a characteristic Indo-Islamic-Persian style that flourished on the Indian subcontinent during the Mughal empire (1526–1857). This new style combined elements of Islamic art and architecture, which had been introduced to India during the Delhi
..... Click the link for more information.


See J. Sarkar, Fall of the Mughal Empire (2d ed., 4 vol., 1949–52, repr. 1972); A. L. Srivastava, The Mughal Empire, 1526–1803 (6th rev. ed. 1971); W. Hansen, Peacock Throne (1986).

References in periodicals archive ?
He even witnessed a part of the period when the decline of the Mughal Empire set in after Aurangzeb Alamgir's death.
8 Mahbul Hassan, Babur, Founder of the Mughal Empire in India, PP.
In various chapters, he explores Hindu-Muslim relations, pointing out that even at the time of the Mughal Empire, when the Muslims ruled the subcontinent, the local cultures of India overlapped with the ones that were bought over by the rulers from their countries of origin.
Specialising in fresh seafood, the interiors make guests feel as if they are enter a rustic mansion of the Mughal Empire with the art work influenced by ancient Indian art and culture.
Rabia-ud-Daurani (1622 - 1657) was the Empress of the Mughal Empire as the first wife and chief consort of Emperor Aurangzeb, the last of the great Mughal Emperors.
PNS Alamgir, named after Emperor Aurangzeb Alamgir, the sixth ruler of the Great Mughal Empire, is a 4,100 tonner with an overall length of 138.
Losty and Malini Roy have lovingly assembled some of the best representations of Mughal art and manuscripts from the collection at the British Library and presented them as a visual statement of the prowess and artistic achievements of the once-great Mughal empire.
The Mughal Empire, ruling mostly Hindu people, adhered to Sunnism.
During the feudal and colonial periods, Bhils were employed on the strength of their skills as shikaris (hunters) by the Rajputs, and as warriors by Maharana Pratap, who was waging a guerilla war against the Mughal Empire.
The greatest value of the essays lies in the detailed analyses of select portions of the Persian documents that collectively provide a wide range of new insights into the world and world views of Persian-language writers in the Mughal empire.
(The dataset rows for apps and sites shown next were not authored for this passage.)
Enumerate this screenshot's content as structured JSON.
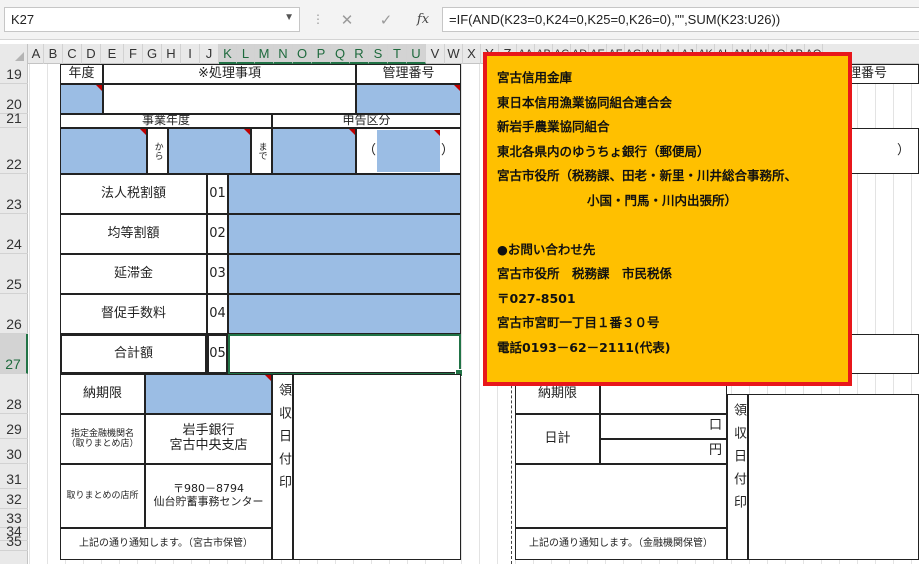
{
  "formula_bar": {
    "name_box": "K27",
    "cancel_icon": "✕",
    "enter_icon": "✓",
    "fx_label": "fx",
    "formula": "=IF(AND(K23=0,K24=0,K25=0,K26=0),\"\",SUM(K23:U26))"
  },
  "columns": [
    "A",
    "B",
    "C",
    "D",
    "E",
    "F",
    "G",
    "H",
    "I",
    "J",
    "K",
    "L",
    "M",
    "N",
    "O",
    "P",
    "Q",
    "R",
    "S",
    "T",
    "U",
    "V",
    "W",
    "X",
    "Y",
    "Z",
    "AA",
    "AB",
    "AC",
    "AD",
    "AE",
    "AF",
    "AG",
    "AH",
    "AI",
    "AJ",
    "AK",
    "AL",
    "AM",
    "AN",
    "AO",
    "AP",
    "AQ"
  ],
  "rows": [
    "19",
    "20",
    "21",
    "22",
    "23",
    "24",
    "25",
    "26",
    "27",
    "28",
    "29",
    "30",
    "31",
    "32",
    "33",
    "34",
    "35"
  ],
  "form_left": {
    "nendo": "年度",
    "shori_jiko": "※処理事項",
    "kanri_bango": "管理番号",
    "jigyo_nendo": "事業年度",
    "shinkoku_kubun": "申告区分",
    "kara": "から",
    "made": "まで",
    "paren_open": "（",
    "paren_close": "）",
    "items": [
      {
        "label": "法人税割額",
        "code": "01"
      },
      {
        "label": "均等割額",
        "code": "02"
      },
      {
        "label": "延滞金",
        "code": "03"
      },
      {
        "label": "督促手数料",
        "code": "04"
      },
      {
        "label": "合計額",
        "code": "05"
      }
    ],
    "nokigen": "納期限",
    "shitei_kinyu": "指定金融機関名\n（取りまとめ店）",
    "bank_name": "岩手銀行",
    "bank_branch": "宮古中央支店",
    "torimatome": "取りまとめの店所",
    "postal": "〒980－8794",
    "postal_center": "仙台貯蓄事務センター",
    "ryoshu_stamp": "領収日付印",
    "notice": "上記の通り通知します。（宮古市保管）"
  },
  "form_right": {
    "kanri_bango_partial": "理番号",
    "paren_close": "）",
    "nokigen": "納期限",
    "nikkei": "日計",
    "kuchi": "口",
    "yen": "円",
    "ryoshu_stamp": "領収日付印",
    "notice": "上記の通り通知します。（金融機関保管）"
  },
  "notice_box": {
    "lines": [
      "宮古信用金庫",
      "東日本信用漁業協同組合連合会",
      "新岩手農業協同組合",
      "東北各県内のゆうちょ銀行（郵便局）",
      "宮古市役所（税務課、田老・新里・川井総合事務所、",
      "小国・門馬・川内出張所）",
      "",
      "●お問い合わせ先",
      "宮古市役所　税務課　市民税係",
      "〒027-8501",
      "宮古市宮町一丁目１番３０号",
      "電話0193－62－2111(代表)"
    ]
  },
  "colors": {
    "input_blue": "#9bbde4",
    "notice_bg": "#ffc000",
    "notice_border": "#e8171b",
    "active_green": "#217346"
  }
}
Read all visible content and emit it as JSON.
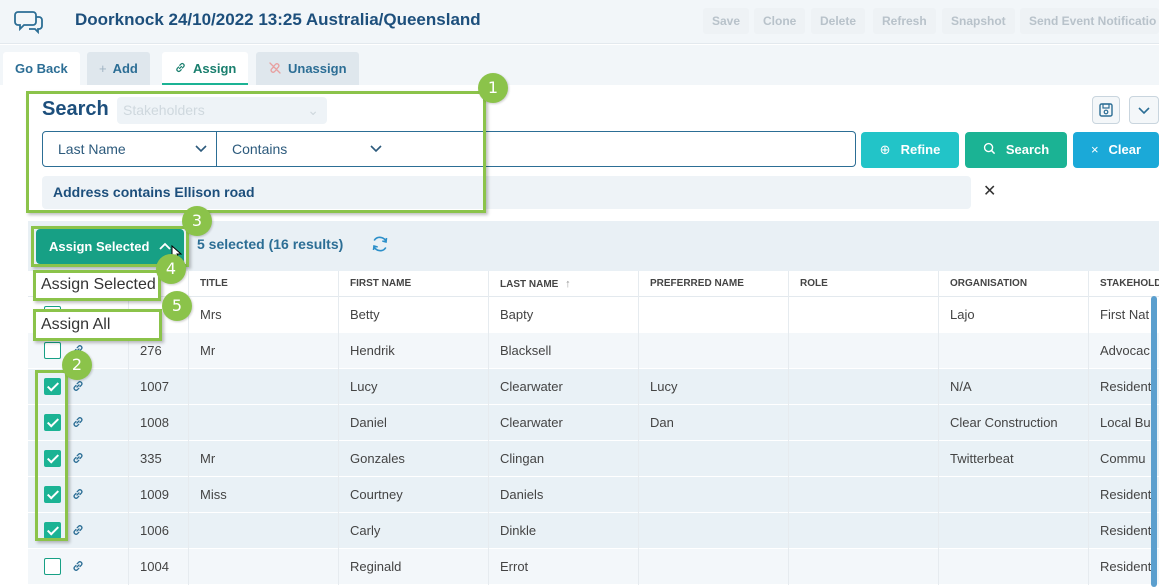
{
  "header": {
    "title": "Doorknock 24/10/2022 13:25 Australia/Queensland",
    "toolbar": {
      "save": "Save",
      "clone": "Clone",
      "delete": "Delete",
      "refresh": "Refresh",
      "snapshot": "Snapshot",
      "send_event": "Send Event Notificatio"
    }
  },
  "tabs": {
    "go_back": "Go Back",
    "add": "Add",
    "assign": "Assign",
    "unassign": "Unassign"
  },
  "search": {
    "title": "Search",
    "type_select": "Stakeholders",
    "field_select": "Last Name",
    "operator_select": "Contains",
    "input_value": "",
    "refine_label": "Refine",
    "search_label": "Search",
    "clear_label": "Clear",
    "active_filter": "Address contains Ellison road"
  },
  "results": {
    "assign_button": "Assign Selected",
    "selected_text": "5 selected (16 results)",
    "menu": {
      "assign_selected": "Assign Selected",
      "assign_all": "Assign All"
    }
  },
  "table": {
    "columns": {
      "title": "TITLE",
      "first_name": "FIRST NAME",
      "last_name": "LAST NAME",
      "preferred_name": "PREFERRED NAME",
      "role": "ROLE",
      "organisation": "ORGANISATION",
      "stakeholder": "STAKEHOLD"
    },
    "rows": [
      {
        "id": "",
        "title": "Mrs",
        "first": "Betty",
        "last": "Bapty",
        "preferred": "",
        "role": "",
        "org": "Lajo",
        "type": "First Nat",
        "checked": false
      },
      {
        "id": "276",
        "title": "Mr",
        "first": "Hendrik",
        "last": "Blacksell",
        "preferred": "",
        "role": "",
        "org": "",
        "type": "Advocac",
        "checked": false
      },
      {
        "id": "1007",
        "title": "",
        "first": "Lucy",
        "last": "Clearwater",
        "preferred": "Lucy",
        "role": "",
        "org": "N/A",
        "type": "Resident",
        "checked": true
      },
      {
        "id": "1008",
        "title": "",
        "first": "Daniel",
        "last": "Clearwater",
        "preferred": "Dan",
        "role": "",
        "org": "Clear Construction",
        "type": "Local Bu",
        "checked": true
      },
      {
        "id": "335",
        "title": "Mr",
        "first": "Gonzales",
        "last": "Clingan",
        "preferred": "",
        "role": "",
        "org": "Twitterbeat",
        "type": "Commu",
        "checked": true
      },
      {
        "id": "1009",
        "title": "Miss",
        "first": "Courtney",
        "last": "Daniels",
        "preferred": "",
        "role": "",
        "org": "",
        "type": "Resident",
        "checked": true
      },
      {
        "id": "1006",
        "title": "",
        "first": "Carly",
        "last": "Dinkle",
        "preferred": "",
        "role": "",
        "org": "",
        "type": "Resident",
        "checked": true
      },
      {
        "id": "1004",
        "title": "",
        "first": "Reginald",
        "last": "Errot",
        "preferred": "",
        "role": "",
        "org": "",
        "type": "Resident",
        "checked": false
      }
    ]
  },
  "annotations": {
    "n1": "1",
    "n2": "2",
    "n3": "3",
    "n4": "4",
    "n5": "5"
  },
  "colors": {
    "brand": "#1d4f7c",
    "green": "#1bb394",
    "teal": "#22c4c8",
    "blue": "#1ba9d8",
    "annotation": "#8bc34a"
  }
}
It was first recorded in the holdings of the Royal family of Hyderabad, which was one of the wealthiest provinces of the Mughal Empire.
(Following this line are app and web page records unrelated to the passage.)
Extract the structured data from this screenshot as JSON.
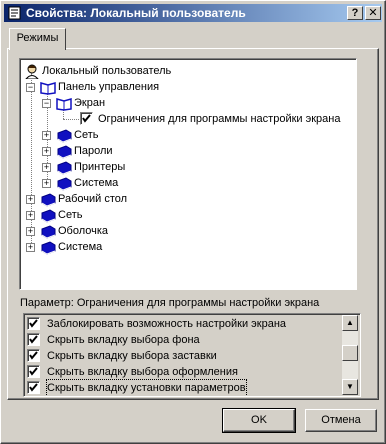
{
  "window": {
    "title": "Свойства: Локальный пользователь",
    "help_label": "?",
    "close_label": "✕"
  },
  "tabs": [
    {
      "label": "Режимы",
      "selected": true
    }
  ],
  "tree": {
    "root": {
      "label": "Локальный пользователь",
      "icon": "user-icon"
    },
    "control_panel": {
      "label": "Панель управления",
      "expanded": true
    },
    "screen": {
      "label": "Экран",
      "expanded": true
    },
    "screen_restrictions": {
      "label": "Ограничения для программы настройки экрана",
      "checked": true
    },
    "cp_children": [
      {
        "label": "Сеть"
      },
      {
        "label": "Пароли"
      },
      {
        "label": "Принтеры"
      },
      {
        "label": "Система"
      }
    ],
    "root_children": [
      {
        "label": "Рабочий стол"
      },
      {
        "label": "Сеть"
      },
      {
        "label": "Оболочка"
      },
      {
        "label": "Система"
      }
    ]
  },
  "parameter": {
    "label": "Параметр: Ограничения для программы настройки экрана",
    "items": [
      {
        "label": "Заблокировать возможность настройки экрана",
        "checked": true
      },
      {
        "label": "Скрыть вкладку выбора фона",
        "checked": true
      },
      {
        "label": "Скрыть вкладку выбора заставки",
        "checked": true
      },
      {
        "label": "Скрыть вкладку выбора оформления",
        "checked": true
      },
      {
        "label": "Скрыть вкладку установки параметров",
        "checked": true
      }
    ]
  },
  "buttons": {
    "ok": "OK",
    "cancel": "Отмена"
  },
  "colors": {
    "face": "#d4d0c8",
    "title_start": "#0a246a",
    "title_end": "#a6caf0",
    "book_blue": "#1010c0"
  }
}
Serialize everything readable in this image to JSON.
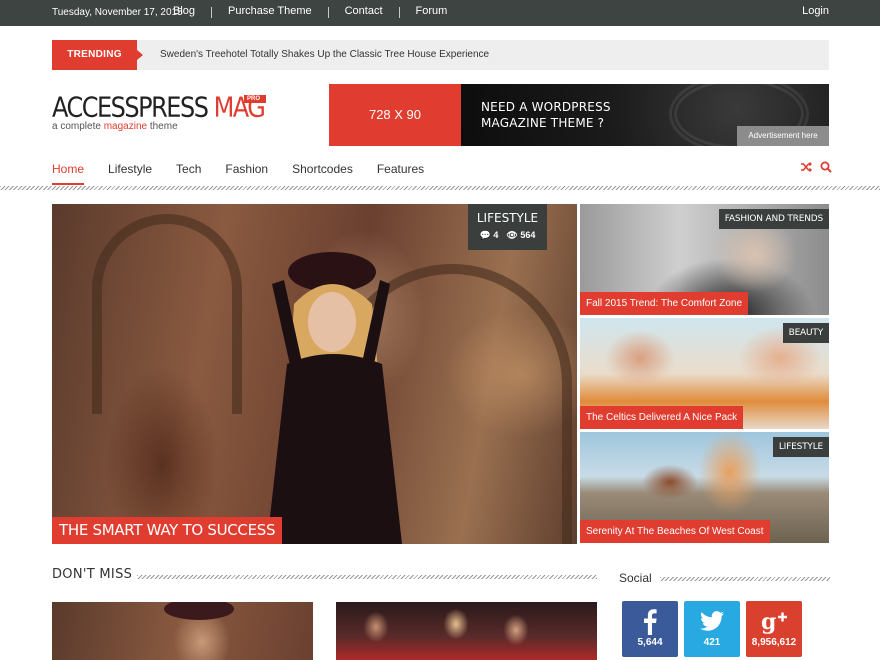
{
  "topbar": {
    "date": "Tuesday, November 17, 2015",
    "nav": [
      "Blog",
      "Purchase Theme",
      "Contact",
      "Forum"
    ],
    "login": "Login",
    "background": "#3d4442"
  },
  "trending": {
    "label": "TRENDING",
    "headline": "Sweden's Treehotel Totally Shakes Up the Classic Tree House Experience"
  },
  "logo": {
    "name_main": "ACCESSPRESS",
    "name_accent": "MAG",
    "badge": "PRO",
    "tagline_prefix": "a complete",
    "tagline_accent": "magazine",
    "tagline_suffix": "theme"
  },
  "ad": {
    "size": "728 X 90",
    "line1": "NEED A WORDPRESS",
    "line2": "MAGAZINE THEME ?",
    "link": "Advertisement here"
  },
  "mainnav": {
    "items": [
      "Home",
      "Lifestyle",
      "Tech",
      "Fashion",
      "Shortcodes",
      "Features"
    ],
    "active": "Home",
    "icons": [
      "shuffle-icon",
      "search-icon"
    ]
  },
  "hero": {
    "category": "LIFESTYLE",
    "comments": "4",
    "views": "564",
    "title": "THE SMART WAY TO SUCCESS"
  },
  "side_posts": [
    {
      "category": "FASHION AND TRENDS",
      "title": "Fall 2015 Trend: The Comfort Zone"
    },
    {
      "category": "BEAUTY",
      "title": "The Celtics Delivered A Nice Pack"
    },
    {
      "category": "LIFESTYLE",
      "title": "Serenity At The Beaches Of West Coast"
    }
  ],
  "dont_miss": {
    "heading": "DON'T MISS"
  },
  "social": {
    "heading": "Social",
    "items": [
      {
        "network": "facebook",
        "icon": "facebook-icon",
        "count": "5,644",
        "color": "#3b5a9a"
      },
      {
        "network": "twitter",
        "icon": "twitter-icon",
        "count": "421",
        "color": "#29a9e1"
      },
      {
        "network": "google-plus",
        "icon": "google-plus-icon",
        "count": "8,956,612",
        "color": "#d9412e"
      }
    ]
  },
  "colors": {
    "accent": "#e03c2f",
    "dark": "#3a3f3d"
  }
}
The Mughal empire was one of the largest centralized states known in pre-modern world history.